Her works for this show are all on canvas and this condensing of size resulted in abstraction that possessed more composition than earlier works. Regardless, the works clearly contain the process of expression and process of consciousness exploration. “Process” is always accompanied with time. Concepts of the “before” and “after” make the layers of color surfaces and she tries to open the construction of the artworks so that viewers can find this map of the consciousness. If one follows the order of the elements that make up the composition, such as a line or a layer of colored surface, it is a way to follow the artist’s consciousness like that of a map of the mind.
Her recent paintings on canvas seem to be more organized alluding to thoughts of a more organized nature than they may have been in the past. Her consciousness moves toward harmony in her painting but at times causes friction, collides with each other, is combined and broken again and sometimes creates optical illusions. These processes are expressed by flows of lines such like tubes, and spreads or traces of colors. Above all, the structure of the layers of the colors and the harmony it creates make the viewer realize the beauty of not only the construction of the consciousness but the deconstruction of the consciousness. Color may be most important in the artworks of Nakhee Sung but the object of analysis is not. There is no meaning implied by the colors she uses and there is no symbolic interpretation or social allegory here, so the power and authority of the interpretation goes back to the viewer.
Nakhee Sung’s works show the flows and structures of her consciousness and the process of expression. They comprehend the meaninglessness of dividing things like confusion and order, sentiment and rationality, abstraction and conception, object and space and it lead us to imagining in a free, private and individual way.
Text excerpted from ONE AND J. catalogue essay by Kim Hee Kyung

Nakhee Sung lives and works in Seoul, Korea. A graduate of the Rhode Island School of Design and the Royal College of Art, Nakhee Sung is a young Korean artist known for her large graffiti-like wall murals and abstract paintings.
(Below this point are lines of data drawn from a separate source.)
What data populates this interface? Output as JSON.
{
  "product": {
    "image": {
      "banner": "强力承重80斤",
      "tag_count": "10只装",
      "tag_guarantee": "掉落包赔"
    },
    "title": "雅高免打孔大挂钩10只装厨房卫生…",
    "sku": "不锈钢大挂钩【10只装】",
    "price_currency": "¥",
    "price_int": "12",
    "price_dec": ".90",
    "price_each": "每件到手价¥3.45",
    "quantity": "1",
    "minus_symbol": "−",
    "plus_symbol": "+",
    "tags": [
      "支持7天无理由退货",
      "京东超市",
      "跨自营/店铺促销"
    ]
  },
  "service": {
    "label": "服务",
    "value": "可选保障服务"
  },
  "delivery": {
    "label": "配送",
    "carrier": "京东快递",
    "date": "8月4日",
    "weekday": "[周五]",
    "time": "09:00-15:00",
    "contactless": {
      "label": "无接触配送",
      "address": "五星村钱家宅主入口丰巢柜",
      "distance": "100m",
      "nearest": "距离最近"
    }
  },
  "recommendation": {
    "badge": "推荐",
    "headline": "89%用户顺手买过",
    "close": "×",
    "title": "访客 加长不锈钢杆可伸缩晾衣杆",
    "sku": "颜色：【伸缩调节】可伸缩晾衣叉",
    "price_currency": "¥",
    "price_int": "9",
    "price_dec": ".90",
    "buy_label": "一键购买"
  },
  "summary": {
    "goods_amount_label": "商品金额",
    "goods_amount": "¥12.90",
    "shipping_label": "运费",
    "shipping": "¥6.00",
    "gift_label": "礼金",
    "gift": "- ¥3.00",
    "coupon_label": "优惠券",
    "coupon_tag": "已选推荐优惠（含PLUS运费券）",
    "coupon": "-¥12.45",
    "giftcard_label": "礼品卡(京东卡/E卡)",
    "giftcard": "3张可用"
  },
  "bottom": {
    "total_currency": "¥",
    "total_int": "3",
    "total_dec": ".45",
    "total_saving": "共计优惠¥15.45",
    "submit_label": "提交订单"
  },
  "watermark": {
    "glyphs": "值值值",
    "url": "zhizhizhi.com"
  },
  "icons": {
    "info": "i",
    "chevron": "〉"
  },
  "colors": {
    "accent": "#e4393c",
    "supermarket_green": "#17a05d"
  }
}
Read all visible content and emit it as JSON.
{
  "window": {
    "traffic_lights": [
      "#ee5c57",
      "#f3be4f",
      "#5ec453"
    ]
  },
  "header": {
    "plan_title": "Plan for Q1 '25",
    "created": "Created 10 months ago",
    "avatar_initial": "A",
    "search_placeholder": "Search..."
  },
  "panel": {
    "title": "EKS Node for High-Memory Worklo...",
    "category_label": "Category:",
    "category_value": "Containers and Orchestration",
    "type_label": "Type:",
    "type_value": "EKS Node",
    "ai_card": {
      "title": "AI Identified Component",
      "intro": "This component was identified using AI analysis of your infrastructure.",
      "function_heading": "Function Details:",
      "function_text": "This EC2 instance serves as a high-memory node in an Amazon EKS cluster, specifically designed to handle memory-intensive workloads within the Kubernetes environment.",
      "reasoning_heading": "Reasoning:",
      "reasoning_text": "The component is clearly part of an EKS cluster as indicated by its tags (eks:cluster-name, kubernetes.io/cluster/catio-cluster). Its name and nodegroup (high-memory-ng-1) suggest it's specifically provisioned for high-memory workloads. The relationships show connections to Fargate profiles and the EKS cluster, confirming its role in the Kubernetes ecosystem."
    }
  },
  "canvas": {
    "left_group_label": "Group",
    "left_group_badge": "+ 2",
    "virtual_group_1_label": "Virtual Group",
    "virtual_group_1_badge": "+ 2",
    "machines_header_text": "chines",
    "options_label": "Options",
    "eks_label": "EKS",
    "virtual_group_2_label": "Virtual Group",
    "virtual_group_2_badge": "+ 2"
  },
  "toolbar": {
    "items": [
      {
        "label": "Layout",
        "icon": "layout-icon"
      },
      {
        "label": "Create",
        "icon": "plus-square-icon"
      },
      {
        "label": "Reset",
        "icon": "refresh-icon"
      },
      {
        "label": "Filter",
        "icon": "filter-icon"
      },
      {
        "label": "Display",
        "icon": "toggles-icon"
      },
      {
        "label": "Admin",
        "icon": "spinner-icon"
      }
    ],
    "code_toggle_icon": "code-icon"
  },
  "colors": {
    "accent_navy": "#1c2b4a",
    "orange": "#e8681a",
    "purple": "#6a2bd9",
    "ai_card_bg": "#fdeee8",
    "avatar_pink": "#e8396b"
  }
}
She participated in the inaugural Singapore Biennial in 2006 and represented Korea in the 2005 Venice Biennale. ONE AND J. Gallery recently placed her work in the UBS permanent collection.